Sickle cell disease is a debilitating inherited genetic blood disorder that affects the shape of the red blood cells and can make blood cells and blood vessels stickier than usual.9,10 When blood cells stick to one another, they can form multicellular adhesion clusters in the bloodstream. These clusters can reduce and block the flow of blood and oxygen, which can cause damage to the blood vessels and lead to acute and chronic complications.6,9 These blockages also can lead to painful crises called VOCs, which are considered the clinical hallmark of the disease and the main reason why patients seek medical care in hospitals.9
Novartis is reimagining medicine to improve and extend people’s lives. As a leading global medicines company, we use innovative science and digital technologies to create transformative treatments in areas of great medical need. In our quest to find new medicines, we consistently rank among the world’s top companies investing in research and development. Novartis products reach more than 750 million people globally and we are finding innovative ways to expand access to our latest treatments. About 105 000 people of more than 140 nationalities work at Novartis around the world. Find out more at www.novartis.com.
1 Adegbola M, et al. 2012. Voices of adults living with sickle cell disease pain. J Natl Black Nurses Assoc. 23(2), pp.16-23.
2 Roberts I, de Montalambert M. 2007. Sickle Cell disease as a paradigm of immigration haematology: new challenges for hematologists in Europe. Haematologica 92(7)pp.865-71.
3 Mburu, Joy; Odame, I. 2019. Sickle Cell Disease: Reducing the Global Disease Burden. Int J Lab Hematol (41) 1:82-88.
4 Jain D, Lothe A, Roshan C. 2015. Sickle cell disease: current challenges. Journal of Hematology & Thromboembolic Diseases. 10. Doi: 10.4172/2329-8790.1000224.
5 Steinberg M. 1999. Management of sickle cell disease. N Engl J Med. 340(13):1021-1030.
6 Osunkwo I, Andemariam B, Inusa B, et al. Management Strategies and Satisfaction Levels in Patients With Sickle Cell Disease: Interim Results From the International Sickle Cell World Assessment Survey (SWAY). Poster presented at: The American Society of Hematology Annual Meeting; December 7-10, 2019; Orlando, FL.
7 European Hematology Association (EHA) Roadmap for European Hematology Research: A Consensus Document (2016), Available at: http://www.haematologica.org/content/101/2/115 (Accessed June 2020).
8 National Heart, Lung and Blood Institute.

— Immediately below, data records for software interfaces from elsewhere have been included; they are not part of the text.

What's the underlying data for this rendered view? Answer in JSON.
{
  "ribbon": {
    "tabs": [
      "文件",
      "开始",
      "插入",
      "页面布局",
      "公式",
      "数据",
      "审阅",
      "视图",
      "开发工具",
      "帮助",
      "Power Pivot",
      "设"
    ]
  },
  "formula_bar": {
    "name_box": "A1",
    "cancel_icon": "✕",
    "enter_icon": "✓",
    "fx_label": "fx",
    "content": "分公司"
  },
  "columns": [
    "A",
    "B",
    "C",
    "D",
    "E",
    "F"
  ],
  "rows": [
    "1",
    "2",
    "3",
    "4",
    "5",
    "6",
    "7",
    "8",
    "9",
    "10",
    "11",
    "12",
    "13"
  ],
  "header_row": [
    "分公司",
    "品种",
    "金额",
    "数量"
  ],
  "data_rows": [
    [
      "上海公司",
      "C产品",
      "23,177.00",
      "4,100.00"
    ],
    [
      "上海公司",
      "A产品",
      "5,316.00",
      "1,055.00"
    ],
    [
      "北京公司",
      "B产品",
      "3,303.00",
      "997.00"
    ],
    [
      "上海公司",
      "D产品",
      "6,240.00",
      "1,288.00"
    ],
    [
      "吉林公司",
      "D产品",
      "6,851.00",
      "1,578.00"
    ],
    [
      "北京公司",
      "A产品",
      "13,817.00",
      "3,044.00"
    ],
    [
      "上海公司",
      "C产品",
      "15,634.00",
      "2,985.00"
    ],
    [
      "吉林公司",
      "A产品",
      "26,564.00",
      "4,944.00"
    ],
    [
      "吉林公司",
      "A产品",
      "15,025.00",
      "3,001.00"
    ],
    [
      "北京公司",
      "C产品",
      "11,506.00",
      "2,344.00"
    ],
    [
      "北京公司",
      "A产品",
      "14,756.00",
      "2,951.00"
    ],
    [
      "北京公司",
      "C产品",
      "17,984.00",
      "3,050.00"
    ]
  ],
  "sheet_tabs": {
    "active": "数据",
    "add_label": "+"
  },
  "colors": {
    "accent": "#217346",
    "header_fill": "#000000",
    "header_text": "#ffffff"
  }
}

Sickle Cell Disease. Available at: https://www.nhlbi.nih.gov/health-topics/sickle-cell-disease (Accessed June 2020).
9 Gutsaeva D, Parkerson J, Yerigenahally S, et al. 2011. Inhibition of cell adhesion by anti-P-selectin aptamer: a new potential therapeutic agent for Sickle Cell Disease. 13;17(2), pp.727-35.
10 Sparkenbaugh E, Pawlinski R. 2013. Interplay between coagulation and vascular inflammation in sickle cell disease. Br J Haematol. 162(1). Pp.2-14.